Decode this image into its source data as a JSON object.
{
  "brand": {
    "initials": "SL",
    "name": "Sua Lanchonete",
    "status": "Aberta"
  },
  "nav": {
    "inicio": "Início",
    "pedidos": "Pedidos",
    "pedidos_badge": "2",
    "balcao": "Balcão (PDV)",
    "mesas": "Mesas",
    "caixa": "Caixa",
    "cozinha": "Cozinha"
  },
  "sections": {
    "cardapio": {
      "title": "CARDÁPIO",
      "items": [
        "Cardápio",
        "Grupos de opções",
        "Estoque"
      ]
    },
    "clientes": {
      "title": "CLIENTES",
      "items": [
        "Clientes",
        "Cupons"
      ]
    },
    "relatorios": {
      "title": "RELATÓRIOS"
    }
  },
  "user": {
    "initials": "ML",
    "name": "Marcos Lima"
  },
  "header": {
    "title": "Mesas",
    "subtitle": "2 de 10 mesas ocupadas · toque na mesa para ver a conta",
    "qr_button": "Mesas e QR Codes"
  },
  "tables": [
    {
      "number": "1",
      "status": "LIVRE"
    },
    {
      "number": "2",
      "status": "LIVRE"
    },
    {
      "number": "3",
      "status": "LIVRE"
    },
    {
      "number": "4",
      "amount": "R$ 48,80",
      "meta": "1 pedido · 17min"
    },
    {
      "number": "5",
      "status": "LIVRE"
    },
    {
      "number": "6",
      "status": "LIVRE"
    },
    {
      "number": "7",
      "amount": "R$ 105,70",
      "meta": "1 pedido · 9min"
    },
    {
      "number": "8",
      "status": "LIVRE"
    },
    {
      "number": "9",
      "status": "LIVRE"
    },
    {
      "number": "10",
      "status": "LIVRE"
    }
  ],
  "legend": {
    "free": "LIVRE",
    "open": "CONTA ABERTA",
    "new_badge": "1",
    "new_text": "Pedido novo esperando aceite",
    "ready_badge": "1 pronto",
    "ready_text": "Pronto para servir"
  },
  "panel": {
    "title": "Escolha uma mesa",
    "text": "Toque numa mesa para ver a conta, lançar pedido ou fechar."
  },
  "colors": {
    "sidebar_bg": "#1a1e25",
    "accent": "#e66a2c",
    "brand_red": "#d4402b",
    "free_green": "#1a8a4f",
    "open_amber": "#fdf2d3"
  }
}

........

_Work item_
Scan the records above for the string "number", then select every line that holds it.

_Answer for the task_
      "number": "1",
      "number": "2",
      "number": "3",
      "number": "4",
      "number": "5",
      "number": "6",
      "number": "7",
      "number": "8",
      "number": "9",
      "number": "10",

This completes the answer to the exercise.